Records for this task>

>>>>>

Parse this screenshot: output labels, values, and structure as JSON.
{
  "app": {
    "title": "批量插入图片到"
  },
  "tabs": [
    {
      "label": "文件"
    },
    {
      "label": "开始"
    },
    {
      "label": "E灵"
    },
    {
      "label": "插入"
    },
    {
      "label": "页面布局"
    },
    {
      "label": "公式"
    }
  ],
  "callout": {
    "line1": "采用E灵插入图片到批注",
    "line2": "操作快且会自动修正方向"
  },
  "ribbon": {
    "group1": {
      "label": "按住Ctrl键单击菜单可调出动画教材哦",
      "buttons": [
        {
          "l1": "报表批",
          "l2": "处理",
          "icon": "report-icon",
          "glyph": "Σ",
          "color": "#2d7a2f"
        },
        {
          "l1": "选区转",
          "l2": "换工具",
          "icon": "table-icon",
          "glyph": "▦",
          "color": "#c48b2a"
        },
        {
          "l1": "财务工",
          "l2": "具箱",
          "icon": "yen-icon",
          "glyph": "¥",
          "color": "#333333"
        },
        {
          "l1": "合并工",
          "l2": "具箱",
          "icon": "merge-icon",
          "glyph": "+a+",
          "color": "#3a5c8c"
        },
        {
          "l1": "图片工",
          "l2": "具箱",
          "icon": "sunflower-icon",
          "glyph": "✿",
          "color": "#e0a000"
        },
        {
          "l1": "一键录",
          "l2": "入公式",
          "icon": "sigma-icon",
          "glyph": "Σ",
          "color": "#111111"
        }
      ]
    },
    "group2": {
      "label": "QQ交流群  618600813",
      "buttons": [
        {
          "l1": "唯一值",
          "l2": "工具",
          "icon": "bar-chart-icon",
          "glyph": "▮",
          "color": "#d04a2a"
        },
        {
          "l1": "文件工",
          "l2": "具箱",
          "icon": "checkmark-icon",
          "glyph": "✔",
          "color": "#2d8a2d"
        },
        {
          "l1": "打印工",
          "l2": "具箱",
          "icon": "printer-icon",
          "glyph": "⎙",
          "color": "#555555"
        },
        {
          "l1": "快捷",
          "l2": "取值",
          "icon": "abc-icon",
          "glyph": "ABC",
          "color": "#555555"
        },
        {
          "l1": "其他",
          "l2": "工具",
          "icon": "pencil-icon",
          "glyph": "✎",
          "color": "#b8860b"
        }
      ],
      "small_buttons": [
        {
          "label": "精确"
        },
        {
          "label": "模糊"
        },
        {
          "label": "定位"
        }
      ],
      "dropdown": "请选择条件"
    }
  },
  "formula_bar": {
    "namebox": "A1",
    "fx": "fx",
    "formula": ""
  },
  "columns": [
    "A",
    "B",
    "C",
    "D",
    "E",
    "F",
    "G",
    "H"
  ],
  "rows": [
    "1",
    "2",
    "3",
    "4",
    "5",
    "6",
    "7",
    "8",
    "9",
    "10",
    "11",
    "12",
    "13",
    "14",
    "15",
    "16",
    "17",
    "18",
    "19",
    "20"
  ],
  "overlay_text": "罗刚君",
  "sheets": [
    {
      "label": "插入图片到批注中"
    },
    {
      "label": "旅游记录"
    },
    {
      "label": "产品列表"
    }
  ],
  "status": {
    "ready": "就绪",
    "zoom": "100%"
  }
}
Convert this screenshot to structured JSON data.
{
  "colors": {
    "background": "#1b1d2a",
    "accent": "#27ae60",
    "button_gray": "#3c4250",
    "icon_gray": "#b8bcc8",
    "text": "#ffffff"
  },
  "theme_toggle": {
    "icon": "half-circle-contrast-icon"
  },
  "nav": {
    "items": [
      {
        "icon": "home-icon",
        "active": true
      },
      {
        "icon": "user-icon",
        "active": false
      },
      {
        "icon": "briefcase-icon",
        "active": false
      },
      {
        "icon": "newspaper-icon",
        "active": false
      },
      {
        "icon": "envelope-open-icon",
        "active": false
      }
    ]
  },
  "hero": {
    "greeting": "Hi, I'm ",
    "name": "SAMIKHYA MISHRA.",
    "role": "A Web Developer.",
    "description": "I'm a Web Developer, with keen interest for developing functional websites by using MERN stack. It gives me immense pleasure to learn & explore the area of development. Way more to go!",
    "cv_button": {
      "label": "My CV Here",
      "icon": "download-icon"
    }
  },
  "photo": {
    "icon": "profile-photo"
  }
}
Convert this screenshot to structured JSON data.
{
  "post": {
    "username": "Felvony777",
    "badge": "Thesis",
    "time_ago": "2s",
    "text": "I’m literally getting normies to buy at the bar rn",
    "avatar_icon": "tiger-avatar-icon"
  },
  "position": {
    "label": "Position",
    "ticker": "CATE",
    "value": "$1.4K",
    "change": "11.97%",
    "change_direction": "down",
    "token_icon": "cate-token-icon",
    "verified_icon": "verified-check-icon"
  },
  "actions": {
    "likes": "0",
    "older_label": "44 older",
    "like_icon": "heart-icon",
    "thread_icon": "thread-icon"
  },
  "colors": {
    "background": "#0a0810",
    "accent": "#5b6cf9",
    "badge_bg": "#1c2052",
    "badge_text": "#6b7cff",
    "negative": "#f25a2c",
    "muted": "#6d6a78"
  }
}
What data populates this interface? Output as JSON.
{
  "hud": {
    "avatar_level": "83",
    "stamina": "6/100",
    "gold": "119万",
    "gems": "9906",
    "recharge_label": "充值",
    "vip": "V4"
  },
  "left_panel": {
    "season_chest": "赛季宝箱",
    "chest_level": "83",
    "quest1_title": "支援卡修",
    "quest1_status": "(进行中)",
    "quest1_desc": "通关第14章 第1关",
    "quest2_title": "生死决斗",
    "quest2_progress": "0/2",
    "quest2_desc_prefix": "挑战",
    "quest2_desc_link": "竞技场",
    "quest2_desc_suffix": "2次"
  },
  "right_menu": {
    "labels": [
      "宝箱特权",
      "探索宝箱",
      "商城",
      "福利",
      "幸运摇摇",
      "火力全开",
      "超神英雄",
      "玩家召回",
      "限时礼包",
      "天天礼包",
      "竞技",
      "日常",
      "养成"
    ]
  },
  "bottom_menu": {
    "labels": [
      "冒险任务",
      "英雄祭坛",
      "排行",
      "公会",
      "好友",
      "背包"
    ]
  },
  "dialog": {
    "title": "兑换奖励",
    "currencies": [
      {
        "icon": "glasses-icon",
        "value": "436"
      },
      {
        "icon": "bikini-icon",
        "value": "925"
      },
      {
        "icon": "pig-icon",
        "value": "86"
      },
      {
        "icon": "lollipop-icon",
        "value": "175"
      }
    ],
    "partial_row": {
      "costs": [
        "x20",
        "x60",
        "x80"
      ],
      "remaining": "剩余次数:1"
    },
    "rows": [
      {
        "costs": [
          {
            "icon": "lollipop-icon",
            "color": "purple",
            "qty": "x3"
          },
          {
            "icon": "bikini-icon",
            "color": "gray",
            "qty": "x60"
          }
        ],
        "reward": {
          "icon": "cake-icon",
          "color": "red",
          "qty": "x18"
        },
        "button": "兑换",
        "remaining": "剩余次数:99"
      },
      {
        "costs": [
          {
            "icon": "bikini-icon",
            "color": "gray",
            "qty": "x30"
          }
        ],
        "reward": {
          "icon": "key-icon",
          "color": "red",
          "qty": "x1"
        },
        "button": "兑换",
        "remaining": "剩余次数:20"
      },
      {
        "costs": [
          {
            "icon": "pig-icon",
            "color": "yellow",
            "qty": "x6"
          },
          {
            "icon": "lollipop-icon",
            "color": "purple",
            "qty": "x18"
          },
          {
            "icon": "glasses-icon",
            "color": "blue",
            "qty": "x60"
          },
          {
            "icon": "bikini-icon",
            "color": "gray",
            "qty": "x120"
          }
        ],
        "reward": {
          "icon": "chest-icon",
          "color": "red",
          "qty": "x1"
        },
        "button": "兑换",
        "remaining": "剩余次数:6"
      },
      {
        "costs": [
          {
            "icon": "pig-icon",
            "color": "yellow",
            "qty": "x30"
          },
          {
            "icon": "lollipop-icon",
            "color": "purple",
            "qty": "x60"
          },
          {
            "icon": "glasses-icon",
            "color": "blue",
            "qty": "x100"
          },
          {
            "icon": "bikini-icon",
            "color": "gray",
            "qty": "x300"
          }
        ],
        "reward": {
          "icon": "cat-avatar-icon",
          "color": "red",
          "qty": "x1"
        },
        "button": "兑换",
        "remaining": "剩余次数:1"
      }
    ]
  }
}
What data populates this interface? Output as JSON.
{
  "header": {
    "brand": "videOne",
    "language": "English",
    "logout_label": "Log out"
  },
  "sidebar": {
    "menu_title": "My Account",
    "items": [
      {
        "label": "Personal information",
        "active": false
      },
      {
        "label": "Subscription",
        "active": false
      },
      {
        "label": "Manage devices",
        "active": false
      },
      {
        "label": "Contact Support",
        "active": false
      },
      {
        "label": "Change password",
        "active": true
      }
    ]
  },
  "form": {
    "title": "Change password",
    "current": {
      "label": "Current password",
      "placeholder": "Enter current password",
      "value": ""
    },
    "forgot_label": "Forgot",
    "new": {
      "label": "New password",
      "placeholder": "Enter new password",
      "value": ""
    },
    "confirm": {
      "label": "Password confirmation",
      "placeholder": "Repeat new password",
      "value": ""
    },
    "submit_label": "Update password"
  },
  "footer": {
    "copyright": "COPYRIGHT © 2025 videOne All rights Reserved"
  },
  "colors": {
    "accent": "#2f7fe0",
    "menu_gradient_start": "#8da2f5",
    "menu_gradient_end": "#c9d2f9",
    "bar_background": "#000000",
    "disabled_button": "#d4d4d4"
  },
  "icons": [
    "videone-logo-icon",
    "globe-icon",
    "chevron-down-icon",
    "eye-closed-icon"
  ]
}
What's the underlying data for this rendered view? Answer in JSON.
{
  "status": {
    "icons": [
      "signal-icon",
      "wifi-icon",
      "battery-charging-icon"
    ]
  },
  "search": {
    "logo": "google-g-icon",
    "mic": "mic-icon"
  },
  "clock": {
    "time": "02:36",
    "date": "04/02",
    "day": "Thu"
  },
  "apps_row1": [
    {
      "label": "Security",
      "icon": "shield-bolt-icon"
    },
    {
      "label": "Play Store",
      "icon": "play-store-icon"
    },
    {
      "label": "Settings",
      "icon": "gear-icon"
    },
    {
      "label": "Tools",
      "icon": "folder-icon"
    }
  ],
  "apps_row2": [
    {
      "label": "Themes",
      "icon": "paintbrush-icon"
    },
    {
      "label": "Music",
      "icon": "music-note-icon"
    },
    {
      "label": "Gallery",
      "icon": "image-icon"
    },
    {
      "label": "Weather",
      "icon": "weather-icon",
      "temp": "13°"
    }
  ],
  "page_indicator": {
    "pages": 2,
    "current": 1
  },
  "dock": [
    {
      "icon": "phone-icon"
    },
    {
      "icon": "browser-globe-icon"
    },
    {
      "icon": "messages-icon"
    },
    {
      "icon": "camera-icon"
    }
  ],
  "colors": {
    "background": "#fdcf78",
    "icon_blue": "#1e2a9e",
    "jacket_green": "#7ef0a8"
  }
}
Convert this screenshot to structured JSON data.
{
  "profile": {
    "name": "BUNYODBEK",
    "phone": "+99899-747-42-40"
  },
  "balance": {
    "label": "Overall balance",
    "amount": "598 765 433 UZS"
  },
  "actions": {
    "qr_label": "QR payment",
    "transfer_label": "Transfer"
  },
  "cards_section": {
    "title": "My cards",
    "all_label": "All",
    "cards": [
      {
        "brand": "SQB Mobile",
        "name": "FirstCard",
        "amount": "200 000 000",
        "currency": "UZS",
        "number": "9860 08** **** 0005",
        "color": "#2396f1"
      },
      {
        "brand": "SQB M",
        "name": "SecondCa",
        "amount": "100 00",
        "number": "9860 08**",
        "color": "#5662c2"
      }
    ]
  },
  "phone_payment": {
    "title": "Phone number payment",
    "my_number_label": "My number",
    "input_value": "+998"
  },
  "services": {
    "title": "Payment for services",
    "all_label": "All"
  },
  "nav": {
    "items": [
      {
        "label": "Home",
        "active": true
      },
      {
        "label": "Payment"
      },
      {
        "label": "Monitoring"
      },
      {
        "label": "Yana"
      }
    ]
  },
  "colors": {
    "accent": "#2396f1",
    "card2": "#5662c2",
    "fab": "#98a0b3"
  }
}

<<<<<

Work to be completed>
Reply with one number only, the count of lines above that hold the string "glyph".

Exercise output>
11